We mingled with the crowd. It was then that we learnt that this passing voyage was on its way to found a new world for themselves, fed up with the old one. We gathered that things had got considerably worse than when we left or were rather banished, but the voyage had been a long time in the planning.
 
Now that the world was truly global new forces, new occurrences and facts of life, not all of which were pleasant have emerged in the global village.
 
This national and international readjustment is in the hands not of selfless internationalists but selfish nationalists resulting in a movement in world affairs not unlike the movement of the 'plates'  of the Earth's surface causing not only friction but actual buckling and 'volcanoes'. - 'eruptions'. The earth itself had witnessed a lot of these timely occurrences lately.
 
These unique voyagers were refugees from the social quakes of a very serious kind which were going on around the world none of which seemed to be for the good. hence the flights of people.

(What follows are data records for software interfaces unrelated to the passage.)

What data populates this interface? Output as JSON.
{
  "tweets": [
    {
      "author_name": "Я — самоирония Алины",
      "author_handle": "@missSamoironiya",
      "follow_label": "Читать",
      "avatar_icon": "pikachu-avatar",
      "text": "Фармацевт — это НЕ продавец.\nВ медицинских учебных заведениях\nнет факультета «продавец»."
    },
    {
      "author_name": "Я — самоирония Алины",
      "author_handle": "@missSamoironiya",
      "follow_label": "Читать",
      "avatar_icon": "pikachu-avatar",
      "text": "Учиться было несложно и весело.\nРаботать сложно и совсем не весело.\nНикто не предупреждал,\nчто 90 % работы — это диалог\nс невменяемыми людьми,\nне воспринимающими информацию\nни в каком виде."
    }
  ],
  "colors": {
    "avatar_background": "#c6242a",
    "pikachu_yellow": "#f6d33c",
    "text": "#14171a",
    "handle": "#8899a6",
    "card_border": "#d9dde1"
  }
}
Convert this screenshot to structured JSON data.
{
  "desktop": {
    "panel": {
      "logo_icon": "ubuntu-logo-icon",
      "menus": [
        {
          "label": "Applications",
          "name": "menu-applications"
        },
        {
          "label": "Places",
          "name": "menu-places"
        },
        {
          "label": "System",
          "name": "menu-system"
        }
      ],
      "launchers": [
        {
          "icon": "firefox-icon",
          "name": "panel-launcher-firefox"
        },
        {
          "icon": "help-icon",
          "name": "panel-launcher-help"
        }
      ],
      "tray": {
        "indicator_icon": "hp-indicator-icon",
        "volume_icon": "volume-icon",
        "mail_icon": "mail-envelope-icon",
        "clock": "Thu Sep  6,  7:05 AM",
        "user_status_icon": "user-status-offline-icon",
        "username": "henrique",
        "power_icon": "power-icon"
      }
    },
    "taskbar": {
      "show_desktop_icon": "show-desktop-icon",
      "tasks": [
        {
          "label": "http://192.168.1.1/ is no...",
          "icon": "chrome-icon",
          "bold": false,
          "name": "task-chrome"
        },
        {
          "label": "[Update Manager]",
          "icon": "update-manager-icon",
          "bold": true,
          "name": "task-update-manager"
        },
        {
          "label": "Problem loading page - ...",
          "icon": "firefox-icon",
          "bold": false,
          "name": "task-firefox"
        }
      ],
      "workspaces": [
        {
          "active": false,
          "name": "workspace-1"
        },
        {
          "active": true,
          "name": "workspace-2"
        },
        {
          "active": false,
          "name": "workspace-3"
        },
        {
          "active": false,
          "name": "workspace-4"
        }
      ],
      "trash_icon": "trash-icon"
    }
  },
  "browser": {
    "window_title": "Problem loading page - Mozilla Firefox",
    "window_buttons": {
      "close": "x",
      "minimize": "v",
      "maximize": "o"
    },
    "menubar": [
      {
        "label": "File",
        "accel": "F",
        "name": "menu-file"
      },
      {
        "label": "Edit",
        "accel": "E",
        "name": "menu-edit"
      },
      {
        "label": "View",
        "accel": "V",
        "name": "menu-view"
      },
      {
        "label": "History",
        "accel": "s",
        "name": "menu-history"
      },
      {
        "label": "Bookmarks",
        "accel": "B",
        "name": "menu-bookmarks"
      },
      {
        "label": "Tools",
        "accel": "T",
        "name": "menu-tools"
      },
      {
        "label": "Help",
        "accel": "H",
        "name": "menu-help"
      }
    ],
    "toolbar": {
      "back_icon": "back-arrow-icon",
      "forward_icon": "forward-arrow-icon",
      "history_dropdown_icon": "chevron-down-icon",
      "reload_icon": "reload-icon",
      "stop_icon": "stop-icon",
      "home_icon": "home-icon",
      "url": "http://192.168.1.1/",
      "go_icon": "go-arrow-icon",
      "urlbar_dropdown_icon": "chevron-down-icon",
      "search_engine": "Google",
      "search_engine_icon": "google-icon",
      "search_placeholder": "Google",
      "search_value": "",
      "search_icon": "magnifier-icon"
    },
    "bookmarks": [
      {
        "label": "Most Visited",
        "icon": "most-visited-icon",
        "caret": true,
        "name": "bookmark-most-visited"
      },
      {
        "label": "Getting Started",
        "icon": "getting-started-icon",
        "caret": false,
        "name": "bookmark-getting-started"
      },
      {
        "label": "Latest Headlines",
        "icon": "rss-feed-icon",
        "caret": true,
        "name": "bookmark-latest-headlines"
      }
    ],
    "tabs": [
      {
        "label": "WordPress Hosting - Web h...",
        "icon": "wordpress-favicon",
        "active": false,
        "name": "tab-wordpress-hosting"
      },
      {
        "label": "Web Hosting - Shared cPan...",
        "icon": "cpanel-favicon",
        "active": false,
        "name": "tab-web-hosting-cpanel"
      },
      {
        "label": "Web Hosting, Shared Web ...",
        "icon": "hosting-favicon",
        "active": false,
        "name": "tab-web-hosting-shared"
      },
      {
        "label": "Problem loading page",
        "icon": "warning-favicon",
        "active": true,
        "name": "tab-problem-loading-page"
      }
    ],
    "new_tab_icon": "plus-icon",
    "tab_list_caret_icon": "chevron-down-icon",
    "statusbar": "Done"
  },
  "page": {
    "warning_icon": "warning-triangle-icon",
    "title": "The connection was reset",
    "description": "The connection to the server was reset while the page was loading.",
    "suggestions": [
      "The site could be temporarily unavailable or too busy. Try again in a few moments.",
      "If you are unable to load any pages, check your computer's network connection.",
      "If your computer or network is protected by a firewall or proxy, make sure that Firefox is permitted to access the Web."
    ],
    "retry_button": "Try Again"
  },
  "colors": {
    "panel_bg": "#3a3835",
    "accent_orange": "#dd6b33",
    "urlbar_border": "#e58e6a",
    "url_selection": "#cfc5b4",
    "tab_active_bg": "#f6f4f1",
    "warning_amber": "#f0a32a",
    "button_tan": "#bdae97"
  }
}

"Boat people", -refugees from social, moral, aided by political,or causing it - who knows, corruption. It was all one.The disease was so immanent no one knew where it started but we all had only one fear - where it would end. The reason for this was the multiplyer effect it seemed to have. Things were no longer getting gradually worse they were getting worse at meteorical speed. They were headed in a direction,  at a pace which allowed for no return. You now had to get out fast or go down with the sure catastrophe which awaited the world in its blindness which was near total.
 
We identified with these people and they themselves thought of us not unlike them because they had been informed of our story the night before. These wild cave people from a different millenium they saw as nothing different to themselves. Our isolation had not changed us a great deal and our identification with them was also a natural process which we did not even  think to analyse or question.
 
They soon provided us with a set of clothes, including underwear which we at first reluctantly accepted. Never look a gift horse in the mouth. However we did not get rid of our normal clothes, that is 'normal' to us; looking on these new clothes simply as a form of diversion but of which we were eventually glad of.
 
We went back on board ship with them at nightfall where we were treated once again to the delights of cooking which we had so long missed. We were like children and only for the sake of Juniour I think did we contain ourselves. We nevertheless had a hearty meal which none enjoyed more than Juniour to his and our great pleasure. Similarly the drinks both cold and hot were inexpressibly delightful but restraining ourselves as much as possible as much for Juniour's sake as well as our own and so as not to offend all the others present.
 
We slept on board before being invited to join them or return to our current existence, on the following morning.
This very gracious offer of a choice without pressure we were very grateful for and we asked to be allowed  to return to shore where we would make up our minds. This we did and we made our way back to camp. We still called it camp even though it had become our permanent, fixed place of abode for many years now.
 
We met up with our friends who had been drawn to our camp by the sound of the ship's horn. They had stayed the night waiting and wondering what had become of us.
There was a discussion about what they should do and we did not make up our own minds in the process. As we were sure the ship would gladly accept our friends too if they wanted to go we assured them of this.
They looked at the way it could go.They and we ourselves joined in this exchange, weighed the pros and risks of this trip and soon they were excitedly making their way along the path to the bay while we remained behind to think about our own life.
 
After about five or six hours they returned loaded up with supplies that were graciously given to them and they returned to their camp to ponder their life. The ship would remain at anchor for three days, till we decided what to do.
 

8.


"Look up, your salvation is at hand!"